When Joe Biden ran for president in 2020, he declared that if Republicans lost, they would seek “consensus” after having an “epiphany.” Republicans denied his win for weeks, and even after Donald Trump incited a violent insurrection to overturn the outcome, GOP leaders are now gravitating to Trump’s defense.
A new piece from the Atlantic’s Ron Brownstein spells out the stakes of the failure to accept the true implications of this GOP radicalization. It argues that the single most consequential decision for Democrats is whether to end the legislative filibuster to pass reforms that would expand voting rights and unwind GOP counter-majoritarian advantages going forward.
Congressional Democrats are coalescing around a package of reforms that would dramatically expand access to voting by requiring states to implement automatic voter registration, extensive early voting and same-day registration. It would restrict voter suppression tactics and hurdles on vote-by-mail.
The reforms would also require nonpartisan redistricting commissions — a strike at the next round of GOP gerrymanders — while restoring protections in the Voting Rights Act and blocking states from disenfranchising felons. The reforms would go far in curtailing Republican counter-majoritarian tactics for years to come.
Any such package will be filibustered by Senate Republicans. That would mean the wielding of yet another counter-majoritarian tool to further entrench GOP counter-majoritarian advantages for the foreseeable future.
There are three reasons why a filibuster of this package could have truly far-reaching effects, as Brownstein spells out.
The first is that Republicans are responding to their 2020 loss by intensifying their voter suppression efforts in numerous states, fake-justified by the same lies about voter fraud that animated Trump’s effort to overturn the election results.

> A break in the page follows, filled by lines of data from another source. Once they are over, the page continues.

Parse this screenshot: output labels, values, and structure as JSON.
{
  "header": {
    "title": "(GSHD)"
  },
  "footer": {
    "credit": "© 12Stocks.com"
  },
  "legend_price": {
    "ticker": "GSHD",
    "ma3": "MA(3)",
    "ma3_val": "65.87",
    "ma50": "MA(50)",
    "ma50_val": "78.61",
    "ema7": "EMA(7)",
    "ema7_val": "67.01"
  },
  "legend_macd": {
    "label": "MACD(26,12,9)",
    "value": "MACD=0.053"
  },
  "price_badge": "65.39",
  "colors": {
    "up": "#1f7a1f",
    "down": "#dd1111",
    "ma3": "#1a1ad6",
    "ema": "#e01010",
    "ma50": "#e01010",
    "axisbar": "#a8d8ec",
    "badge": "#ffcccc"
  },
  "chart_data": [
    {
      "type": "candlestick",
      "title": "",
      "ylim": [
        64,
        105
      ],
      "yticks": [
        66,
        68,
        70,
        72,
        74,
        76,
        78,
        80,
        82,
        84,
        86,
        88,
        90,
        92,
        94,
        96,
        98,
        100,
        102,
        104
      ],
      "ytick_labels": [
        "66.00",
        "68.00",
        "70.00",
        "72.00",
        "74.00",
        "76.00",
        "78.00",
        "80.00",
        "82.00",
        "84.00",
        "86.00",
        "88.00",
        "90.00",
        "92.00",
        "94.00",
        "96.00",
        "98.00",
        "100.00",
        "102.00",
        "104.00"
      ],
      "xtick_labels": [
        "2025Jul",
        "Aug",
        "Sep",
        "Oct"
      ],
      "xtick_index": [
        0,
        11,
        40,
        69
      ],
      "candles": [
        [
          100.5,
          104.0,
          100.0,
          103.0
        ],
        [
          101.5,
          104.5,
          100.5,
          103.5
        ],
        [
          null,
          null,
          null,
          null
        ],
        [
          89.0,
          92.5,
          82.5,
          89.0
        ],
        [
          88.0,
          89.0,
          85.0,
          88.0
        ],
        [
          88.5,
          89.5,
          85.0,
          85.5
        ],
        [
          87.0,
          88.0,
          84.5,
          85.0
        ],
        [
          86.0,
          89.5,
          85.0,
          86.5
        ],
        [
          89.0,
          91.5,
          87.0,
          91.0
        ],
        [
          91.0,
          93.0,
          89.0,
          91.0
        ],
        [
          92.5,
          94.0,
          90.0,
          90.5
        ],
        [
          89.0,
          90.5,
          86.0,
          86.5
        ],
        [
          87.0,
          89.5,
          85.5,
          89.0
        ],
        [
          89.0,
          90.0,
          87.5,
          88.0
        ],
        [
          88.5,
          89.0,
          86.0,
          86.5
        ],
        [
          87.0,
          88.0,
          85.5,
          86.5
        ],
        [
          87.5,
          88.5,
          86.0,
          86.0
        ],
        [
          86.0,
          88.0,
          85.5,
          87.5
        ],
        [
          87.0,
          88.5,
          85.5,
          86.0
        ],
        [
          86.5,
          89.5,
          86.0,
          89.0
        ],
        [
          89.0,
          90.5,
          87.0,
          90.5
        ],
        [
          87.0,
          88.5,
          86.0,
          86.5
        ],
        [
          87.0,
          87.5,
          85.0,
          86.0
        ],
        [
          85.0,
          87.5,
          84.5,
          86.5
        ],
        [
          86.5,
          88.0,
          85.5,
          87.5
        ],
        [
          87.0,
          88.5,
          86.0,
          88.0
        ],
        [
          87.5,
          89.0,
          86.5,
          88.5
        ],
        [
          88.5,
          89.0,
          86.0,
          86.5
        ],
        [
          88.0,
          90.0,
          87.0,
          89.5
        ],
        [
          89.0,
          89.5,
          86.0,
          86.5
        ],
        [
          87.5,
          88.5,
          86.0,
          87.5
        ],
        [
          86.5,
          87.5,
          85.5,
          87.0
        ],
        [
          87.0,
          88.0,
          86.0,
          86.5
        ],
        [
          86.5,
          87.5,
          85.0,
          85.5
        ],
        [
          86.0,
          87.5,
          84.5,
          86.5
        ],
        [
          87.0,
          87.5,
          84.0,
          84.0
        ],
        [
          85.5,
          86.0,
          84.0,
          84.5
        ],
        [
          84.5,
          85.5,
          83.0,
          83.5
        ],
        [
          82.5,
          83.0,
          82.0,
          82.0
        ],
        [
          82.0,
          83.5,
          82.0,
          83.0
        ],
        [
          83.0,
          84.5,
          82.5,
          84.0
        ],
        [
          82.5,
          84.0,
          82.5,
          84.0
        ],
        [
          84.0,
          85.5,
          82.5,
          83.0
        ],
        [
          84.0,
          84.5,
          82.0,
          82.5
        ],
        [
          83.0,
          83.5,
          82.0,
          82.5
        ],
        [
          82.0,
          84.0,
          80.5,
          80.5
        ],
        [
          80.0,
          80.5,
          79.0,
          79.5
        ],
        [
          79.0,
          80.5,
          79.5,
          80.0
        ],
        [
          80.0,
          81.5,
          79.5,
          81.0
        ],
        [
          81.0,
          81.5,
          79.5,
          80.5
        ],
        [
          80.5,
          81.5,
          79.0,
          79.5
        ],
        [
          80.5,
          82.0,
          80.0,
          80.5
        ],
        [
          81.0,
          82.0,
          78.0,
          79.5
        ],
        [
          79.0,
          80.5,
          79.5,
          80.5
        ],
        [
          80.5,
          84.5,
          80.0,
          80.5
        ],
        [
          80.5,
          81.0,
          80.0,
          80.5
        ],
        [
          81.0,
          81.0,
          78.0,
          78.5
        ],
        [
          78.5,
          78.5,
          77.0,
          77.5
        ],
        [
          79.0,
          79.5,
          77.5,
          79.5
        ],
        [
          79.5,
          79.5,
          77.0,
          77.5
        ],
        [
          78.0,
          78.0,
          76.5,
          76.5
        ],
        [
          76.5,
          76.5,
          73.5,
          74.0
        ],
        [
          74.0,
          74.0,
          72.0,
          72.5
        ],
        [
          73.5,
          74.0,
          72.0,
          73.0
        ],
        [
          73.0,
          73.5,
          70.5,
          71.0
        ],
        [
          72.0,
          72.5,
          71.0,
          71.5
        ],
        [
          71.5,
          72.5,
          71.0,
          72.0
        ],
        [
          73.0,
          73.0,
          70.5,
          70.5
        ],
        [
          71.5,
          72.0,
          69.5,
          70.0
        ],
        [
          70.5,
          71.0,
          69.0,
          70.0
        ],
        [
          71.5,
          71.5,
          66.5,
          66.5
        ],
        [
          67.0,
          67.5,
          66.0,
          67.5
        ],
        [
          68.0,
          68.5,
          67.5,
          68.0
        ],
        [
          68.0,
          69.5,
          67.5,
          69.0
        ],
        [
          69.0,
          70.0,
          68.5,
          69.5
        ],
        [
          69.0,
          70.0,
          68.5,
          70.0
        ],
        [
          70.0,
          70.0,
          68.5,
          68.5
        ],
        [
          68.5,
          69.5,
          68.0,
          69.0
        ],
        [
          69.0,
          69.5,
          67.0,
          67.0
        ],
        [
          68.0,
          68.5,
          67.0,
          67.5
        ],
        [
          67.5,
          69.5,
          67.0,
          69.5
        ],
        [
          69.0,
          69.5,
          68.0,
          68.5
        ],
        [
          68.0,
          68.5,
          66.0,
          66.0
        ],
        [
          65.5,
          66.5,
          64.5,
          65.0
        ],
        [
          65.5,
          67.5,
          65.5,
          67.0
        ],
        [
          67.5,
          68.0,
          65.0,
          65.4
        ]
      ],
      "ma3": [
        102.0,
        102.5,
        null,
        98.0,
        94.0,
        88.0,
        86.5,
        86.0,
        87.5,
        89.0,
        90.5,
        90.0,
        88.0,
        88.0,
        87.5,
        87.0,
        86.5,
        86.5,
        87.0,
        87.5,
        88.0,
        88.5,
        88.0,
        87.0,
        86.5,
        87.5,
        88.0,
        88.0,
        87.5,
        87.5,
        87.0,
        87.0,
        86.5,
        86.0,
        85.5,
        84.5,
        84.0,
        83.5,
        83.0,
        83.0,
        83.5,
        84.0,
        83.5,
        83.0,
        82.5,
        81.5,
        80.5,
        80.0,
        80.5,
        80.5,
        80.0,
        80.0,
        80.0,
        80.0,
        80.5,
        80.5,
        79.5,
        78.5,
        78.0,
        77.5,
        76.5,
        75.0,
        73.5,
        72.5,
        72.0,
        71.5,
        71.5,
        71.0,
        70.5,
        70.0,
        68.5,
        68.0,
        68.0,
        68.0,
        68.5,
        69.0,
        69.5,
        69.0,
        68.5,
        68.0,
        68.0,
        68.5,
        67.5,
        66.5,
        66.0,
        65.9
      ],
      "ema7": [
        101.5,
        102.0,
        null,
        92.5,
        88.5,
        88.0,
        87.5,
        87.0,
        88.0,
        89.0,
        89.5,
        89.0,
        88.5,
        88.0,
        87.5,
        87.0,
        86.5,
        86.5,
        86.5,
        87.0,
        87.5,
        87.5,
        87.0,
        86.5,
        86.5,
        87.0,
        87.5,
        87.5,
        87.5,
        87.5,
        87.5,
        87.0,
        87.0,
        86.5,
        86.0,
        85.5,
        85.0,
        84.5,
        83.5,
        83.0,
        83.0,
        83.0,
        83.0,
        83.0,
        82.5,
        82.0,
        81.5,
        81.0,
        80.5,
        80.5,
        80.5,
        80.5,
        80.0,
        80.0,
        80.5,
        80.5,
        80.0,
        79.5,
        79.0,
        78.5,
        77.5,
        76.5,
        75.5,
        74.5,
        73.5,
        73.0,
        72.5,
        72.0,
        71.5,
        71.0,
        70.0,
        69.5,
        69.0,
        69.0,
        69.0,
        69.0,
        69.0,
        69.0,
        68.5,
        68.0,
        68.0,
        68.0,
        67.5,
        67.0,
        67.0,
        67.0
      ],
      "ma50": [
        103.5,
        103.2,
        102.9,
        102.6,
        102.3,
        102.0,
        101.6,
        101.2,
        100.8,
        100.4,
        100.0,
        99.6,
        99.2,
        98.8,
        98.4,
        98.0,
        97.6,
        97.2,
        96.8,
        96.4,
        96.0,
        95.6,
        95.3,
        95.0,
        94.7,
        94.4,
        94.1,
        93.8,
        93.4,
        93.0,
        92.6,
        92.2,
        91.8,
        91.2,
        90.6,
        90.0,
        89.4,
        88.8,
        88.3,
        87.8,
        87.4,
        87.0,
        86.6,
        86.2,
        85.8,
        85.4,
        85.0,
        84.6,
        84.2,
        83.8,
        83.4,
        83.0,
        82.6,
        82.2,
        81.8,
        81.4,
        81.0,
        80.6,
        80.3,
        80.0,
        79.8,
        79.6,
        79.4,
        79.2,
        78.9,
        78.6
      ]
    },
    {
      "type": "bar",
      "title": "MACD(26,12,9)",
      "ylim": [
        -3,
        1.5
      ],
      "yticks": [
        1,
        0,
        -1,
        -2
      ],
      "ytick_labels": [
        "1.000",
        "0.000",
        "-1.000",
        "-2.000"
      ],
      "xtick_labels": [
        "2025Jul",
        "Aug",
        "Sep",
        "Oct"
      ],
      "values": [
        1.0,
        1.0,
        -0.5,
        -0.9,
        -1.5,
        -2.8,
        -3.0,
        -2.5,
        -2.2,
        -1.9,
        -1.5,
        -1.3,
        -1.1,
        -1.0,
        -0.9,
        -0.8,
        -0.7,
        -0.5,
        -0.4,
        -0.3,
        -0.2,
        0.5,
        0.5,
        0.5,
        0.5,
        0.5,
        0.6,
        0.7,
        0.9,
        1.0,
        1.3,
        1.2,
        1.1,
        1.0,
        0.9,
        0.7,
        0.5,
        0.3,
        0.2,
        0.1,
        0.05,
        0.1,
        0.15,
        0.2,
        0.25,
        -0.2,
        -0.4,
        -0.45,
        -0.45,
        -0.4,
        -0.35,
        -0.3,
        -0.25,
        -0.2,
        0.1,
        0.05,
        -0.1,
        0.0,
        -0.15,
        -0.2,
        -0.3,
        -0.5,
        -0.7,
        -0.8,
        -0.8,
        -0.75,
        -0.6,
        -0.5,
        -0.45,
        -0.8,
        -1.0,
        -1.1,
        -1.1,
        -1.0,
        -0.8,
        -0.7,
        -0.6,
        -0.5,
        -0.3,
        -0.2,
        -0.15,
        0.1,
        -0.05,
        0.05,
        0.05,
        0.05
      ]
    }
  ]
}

That effort was supported by a large swath of the Republican Party, which shows that the GOP is only getting more radical in its willingness to wield counter-majoritarian tactics. That will continue.
The second reason this decision will be so consequential is that the conservative hold on the Supreme Court makes it more likely that GOP voter suppression efforts will be upheld.

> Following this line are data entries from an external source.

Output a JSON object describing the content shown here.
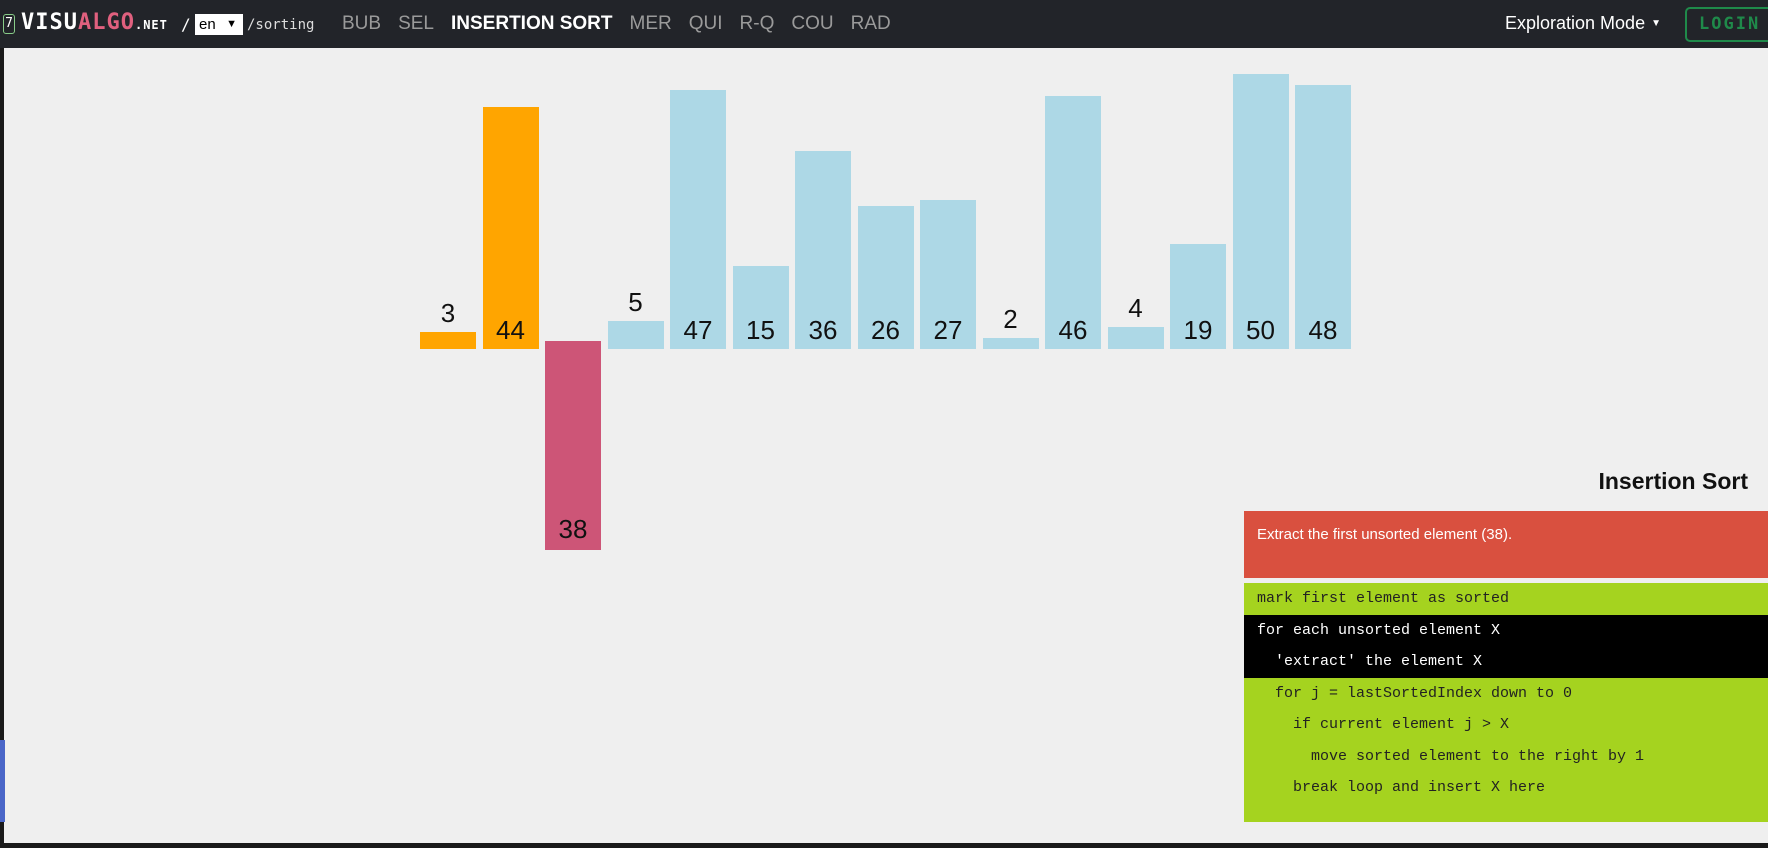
{
  "topbar": {
    "badge": "7",
    "logo_part1": "VISU",
    "logo_part2": "ALGO",
    "logo_part3": ".NET",
    "separator": "/",
    "language": "en",
    "path": "/sorting",
    "nav": [
      {
        "label": "BUB",
        "active": false
      },
      {
        "label": "SEL",
        "active": false
      },
      {
        "label": "INSERTION SORT",
        "active": true
      },
      {
        "label": "MER",
        "active": false
      },
      {
        "label": "QUI",
        "active": false
      },
      {
        "label": "R-Q",
        "active": false
      },
      {
        "label": "COU",
        "active": false
      },
      {
        "label": "RAD",
        "active": false
      }
    ],
    "mode": "Exploration Mode",
    "login": "LOGIN"
  },
  "array": {
    "values": [
      3,
      44,
      38,
      5,
      47,
      15,
      36,
      26,
      27,
      2,
      46,
      4,
      19,
      50,
      48
    ],
    "states": [
      "sorted",
      "sorted",
      "extracted",
      "unsorted",
      "unsorted",
      "unsorted",
      "unsorted",
      "unsorted",
      "unsorted",
      "unsorted",
      "unsorted",
      "unsorted",
      "unsorted",
      "unsorted",
      "unsorted"
    ],
    "max_value": 50
  },
  "colors": {
    "sorted": "#ffa500",
    "extracted": "#cd5577",
    "unsorted": "#add8e6",
    "status_bg": "#d9503f",
    "code_bg": "#a5d31f",
    "code_highlight": "#000000"
  },
  "panel": {
    "title": "Insertion Sort",
    "status": "Extract the first unsorted element (38).",
    "code": [
      {
        "text": "mark first element as sorted",
        "highlight": false
      },
      {
        "text": "for each unsorted element X",
        "highlight": true
      },
      {
        "text": "  'extract' the element X",
        "highlight": true
      },
      {
        "text": "  for j = lastSortedIndex down to 0",
        "highlight": false
      },
      {
        "text": "    if current element j > X",
        "highlight": false
      },
      {
        "text": "      move sorted element to the right by 1",
        "highlight": false
      },
      {
        "text": "    break loop and insert X here",
        "highlight": false
      }
    ]
  }
}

The third is that the Democratic coalition will be increasingly reliant on younger and non-White voters, as the more diverse millennial and Generation Z voters swell into a larger share of the electorate.
Measures expanding the franchise and nixing voter suppression tactics would likely bring large numbers of those voters into the electorate, Brownstein notes. So the question of whether these reforms happen could have a large impact on the makeup of the electorate in coming years.

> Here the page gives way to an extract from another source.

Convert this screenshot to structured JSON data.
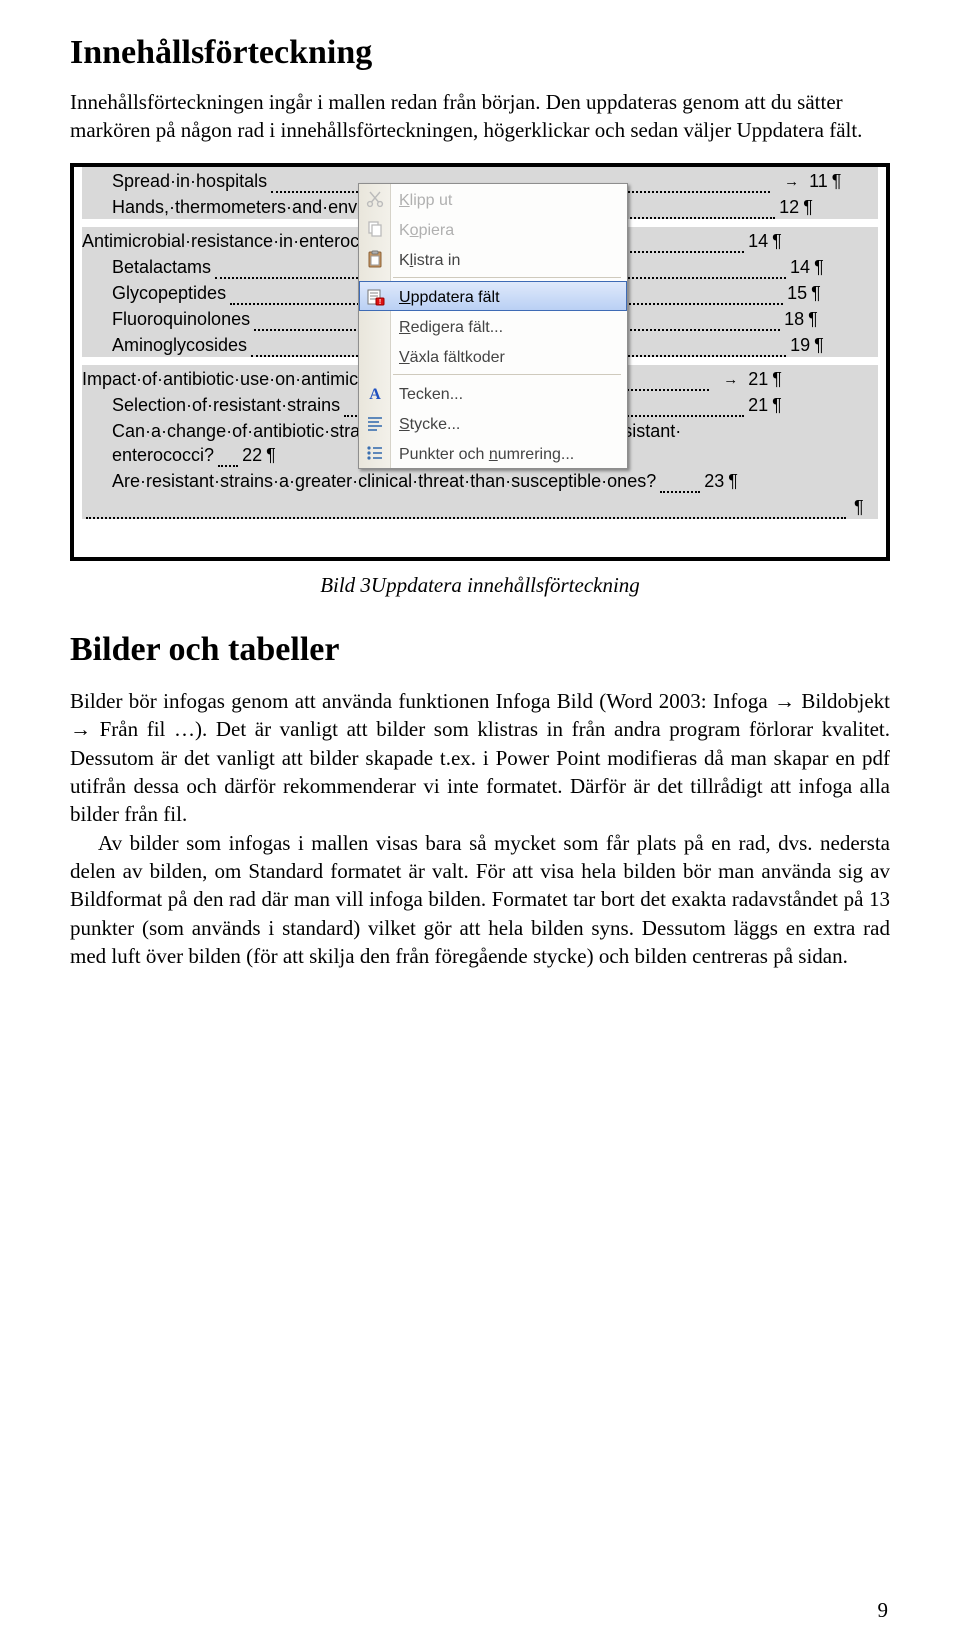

For all these reasons, many experts in voting and elections believe that the choices Democrats make regarding their democracy and voting-reform agenda represent a fundamental crossroads in American politics. Passage of these laws wouldn’t guarantee a sustained period of Democratic political dominance: In both 2016 and 2020, Trump’s incredible mobilization of infrequent white voters demonstrated that Republicans could compete in a high-turnout environment.But failing to pass the laws might ensure the reverse: a lasting Democratic disadvantage. The absence of national election standards would further entrench the current system, which has allowed Republicans to frequently control Congress, the White House, or both during the past three decades, even though Democrats have won the popular vote in seven of the past eight presidential elections.
As democracy scholar Lee Drutman tells Brownstein, if these reforms don’t happen, “there is a very good chance that America will wind up under an extended period of minority rule in which the party that represents 45-46 percent of the country can have a majority of power in Washington.”
Democrats might tell themselves various stories about these inconveniences. One is that Trump had a unique ability to generate turnout among low-propensity White conservative voters — and a profile that maximized GOP counter-majoritarian advantages in the electoral college — that won’t be duplicated by another GOP presidential nominee anytime soon. That also helped lift GOP down-ballot candidates in 2020.
So Democrats might tell themselves that without another Trump, their tendency toward majoritarian advantages in popular voting will be less easily overtaken by GOP exploitation of counter-majoritarian structural factors.
Another might be that the GOP’s increasing radicalization will continue to alienate women, suburban voters and educated Whites. Still another might be that this realignment favors Democrats because those voters turn out in off-year elections, mitigating a traditional GOP advantage.
All these might prove true. But it would be folly to count on them. Just as Trump drove uniquely high turnout on his side, so too did his unique horrors inspire an enormous outpouring of energy on the Democratic side.
It would be nice if these high levels of engagement were to continue of their own accord. But there is no guarantee that in future elections, Democrats will have the same hyper-torqued civic energy of the past two cycles, energy that rendered them prepared to crawl across broken glass to get to the polls. Old patterns could reemerge. Ramped-up GOP voter-suppression tactics and extreme gerrymanders might work.
Democratic leaders are making public comments that strongly suggest they grasp the need to deliver in a big way to restore faith in democracy and usher in a post-Trump phase of civic renewal.
That’s good. But we need to hear more of a recognition that the GOP’s increasing radicalization when it comes to anti-democratic tactics will also require a fundamental Democratic reset going forward. That means being genuinely prepared to do away with the filibuster if it comes to it.